━━━━━ Data provided

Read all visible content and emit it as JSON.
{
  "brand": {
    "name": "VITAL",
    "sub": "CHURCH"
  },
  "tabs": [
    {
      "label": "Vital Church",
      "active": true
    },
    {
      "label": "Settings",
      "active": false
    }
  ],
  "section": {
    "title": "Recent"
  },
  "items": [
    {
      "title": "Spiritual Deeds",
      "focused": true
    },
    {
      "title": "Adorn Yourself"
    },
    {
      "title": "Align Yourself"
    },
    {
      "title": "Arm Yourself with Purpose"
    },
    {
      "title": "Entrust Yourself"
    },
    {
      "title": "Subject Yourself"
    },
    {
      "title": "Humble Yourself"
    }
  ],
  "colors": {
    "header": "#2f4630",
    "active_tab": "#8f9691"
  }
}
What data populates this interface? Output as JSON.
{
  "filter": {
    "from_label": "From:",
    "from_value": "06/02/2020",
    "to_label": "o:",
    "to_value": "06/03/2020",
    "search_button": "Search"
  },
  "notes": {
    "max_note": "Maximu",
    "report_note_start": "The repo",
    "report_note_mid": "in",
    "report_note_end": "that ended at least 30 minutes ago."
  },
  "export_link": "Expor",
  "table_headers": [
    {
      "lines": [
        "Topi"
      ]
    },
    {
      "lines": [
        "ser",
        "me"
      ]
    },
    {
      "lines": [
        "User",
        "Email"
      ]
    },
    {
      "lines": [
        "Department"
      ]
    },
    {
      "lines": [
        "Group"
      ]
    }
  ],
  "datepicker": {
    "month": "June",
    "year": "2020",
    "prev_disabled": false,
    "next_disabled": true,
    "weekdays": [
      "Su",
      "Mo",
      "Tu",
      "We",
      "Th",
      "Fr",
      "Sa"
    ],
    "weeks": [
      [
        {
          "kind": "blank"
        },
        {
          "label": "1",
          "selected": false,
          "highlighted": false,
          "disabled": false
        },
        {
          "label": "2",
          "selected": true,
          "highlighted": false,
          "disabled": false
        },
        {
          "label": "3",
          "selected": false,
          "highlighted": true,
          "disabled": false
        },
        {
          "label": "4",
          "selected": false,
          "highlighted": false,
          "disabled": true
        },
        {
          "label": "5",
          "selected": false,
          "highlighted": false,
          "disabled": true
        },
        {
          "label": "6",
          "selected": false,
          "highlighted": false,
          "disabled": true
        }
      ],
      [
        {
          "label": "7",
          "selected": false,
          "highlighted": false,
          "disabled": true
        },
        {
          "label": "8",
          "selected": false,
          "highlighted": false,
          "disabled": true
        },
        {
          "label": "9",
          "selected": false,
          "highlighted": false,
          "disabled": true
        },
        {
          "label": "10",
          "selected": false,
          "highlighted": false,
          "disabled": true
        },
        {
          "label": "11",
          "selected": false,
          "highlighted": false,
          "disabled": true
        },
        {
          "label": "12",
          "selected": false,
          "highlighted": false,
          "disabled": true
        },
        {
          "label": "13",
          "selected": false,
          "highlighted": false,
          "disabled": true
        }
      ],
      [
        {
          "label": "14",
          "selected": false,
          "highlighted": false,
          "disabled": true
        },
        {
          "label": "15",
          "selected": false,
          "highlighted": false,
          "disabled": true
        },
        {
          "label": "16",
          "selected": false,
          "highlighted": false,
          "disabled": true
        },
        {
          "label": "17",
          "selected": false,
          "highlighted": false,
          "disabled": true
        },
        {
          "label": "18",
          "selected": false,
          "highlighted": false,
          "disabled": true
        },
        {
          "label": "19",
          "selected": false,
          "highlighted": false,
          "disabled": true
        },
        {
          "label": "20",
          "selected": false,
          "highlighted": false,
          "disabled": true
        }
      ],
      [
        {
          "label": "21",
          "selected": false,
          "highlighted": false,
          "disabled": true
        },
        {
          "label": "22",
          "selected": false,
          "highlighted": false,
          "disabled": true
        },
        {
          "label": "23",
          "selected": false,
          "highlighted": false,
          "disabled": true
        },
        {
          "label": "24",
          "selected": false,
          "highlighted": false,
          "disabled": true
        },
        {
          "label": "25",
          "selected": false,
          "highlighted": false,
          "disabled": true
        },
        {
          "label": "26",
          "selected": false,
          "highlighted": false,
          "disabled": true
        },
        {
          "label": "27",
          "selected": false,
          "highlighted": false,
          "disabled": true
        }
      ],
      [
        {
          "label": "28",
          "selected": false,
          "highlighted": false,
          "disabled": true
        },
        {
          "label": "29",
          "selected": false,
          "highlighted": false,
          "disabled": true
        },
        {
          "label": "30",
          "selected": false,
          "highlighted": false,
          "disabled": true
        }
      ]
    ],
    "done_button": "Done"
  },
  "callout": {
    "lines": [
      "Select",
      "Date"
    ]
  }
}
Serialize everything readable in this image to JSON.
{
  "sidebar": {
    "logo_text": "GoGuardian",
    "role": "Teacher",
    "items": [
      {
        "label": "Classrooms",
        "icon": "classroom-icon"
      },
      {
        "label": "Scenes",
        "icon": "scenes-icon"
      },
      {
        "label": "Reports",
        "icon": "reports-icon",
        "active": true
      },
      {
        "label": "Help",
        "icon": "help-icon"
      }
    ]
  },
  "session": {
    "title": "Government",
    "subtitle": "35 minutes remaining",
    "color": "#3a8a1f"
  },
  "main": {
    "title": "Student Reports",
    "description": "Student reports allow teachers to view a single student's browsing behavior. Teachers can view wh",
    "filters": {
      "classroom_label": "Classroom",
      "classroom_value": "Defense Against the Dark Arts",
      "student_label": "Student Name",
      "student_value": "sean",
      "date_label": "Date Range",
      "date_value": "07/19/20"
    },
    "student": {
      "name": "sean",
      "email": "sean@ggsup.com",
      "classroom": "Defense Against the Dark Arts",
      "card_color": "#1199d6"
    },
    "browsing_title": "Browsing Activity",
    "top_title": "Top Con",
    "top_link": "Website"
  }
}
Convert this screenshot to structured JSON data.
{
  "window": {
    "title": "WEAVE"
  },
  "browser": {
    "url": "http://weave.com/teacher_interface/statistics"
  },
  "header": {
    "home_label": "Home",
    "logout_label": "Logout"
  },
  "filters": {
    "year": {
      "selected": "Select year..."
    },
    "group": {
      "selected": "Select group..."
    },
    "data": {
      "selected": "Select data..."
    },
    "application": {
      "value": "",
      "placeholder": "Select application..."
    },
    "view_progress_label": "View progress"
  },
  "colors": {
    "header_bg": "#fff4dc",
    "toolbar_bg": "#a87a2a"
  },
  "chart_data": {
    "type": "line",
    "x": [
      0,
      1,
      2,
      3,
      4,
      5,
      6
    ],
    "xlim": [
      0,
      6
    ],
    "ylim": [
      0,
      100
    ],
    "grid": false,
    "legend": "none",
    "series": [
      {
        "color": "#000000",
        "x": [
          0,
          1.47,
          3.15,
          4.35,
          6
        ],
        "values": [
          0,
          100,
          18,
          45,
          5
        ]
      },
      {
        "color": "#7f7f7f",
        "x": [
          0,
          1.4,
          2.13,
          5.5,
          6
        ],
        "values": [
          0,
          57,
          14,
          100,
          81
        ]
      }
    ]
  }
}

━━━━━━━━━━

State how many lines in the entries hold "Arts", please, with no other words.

Answer space: 2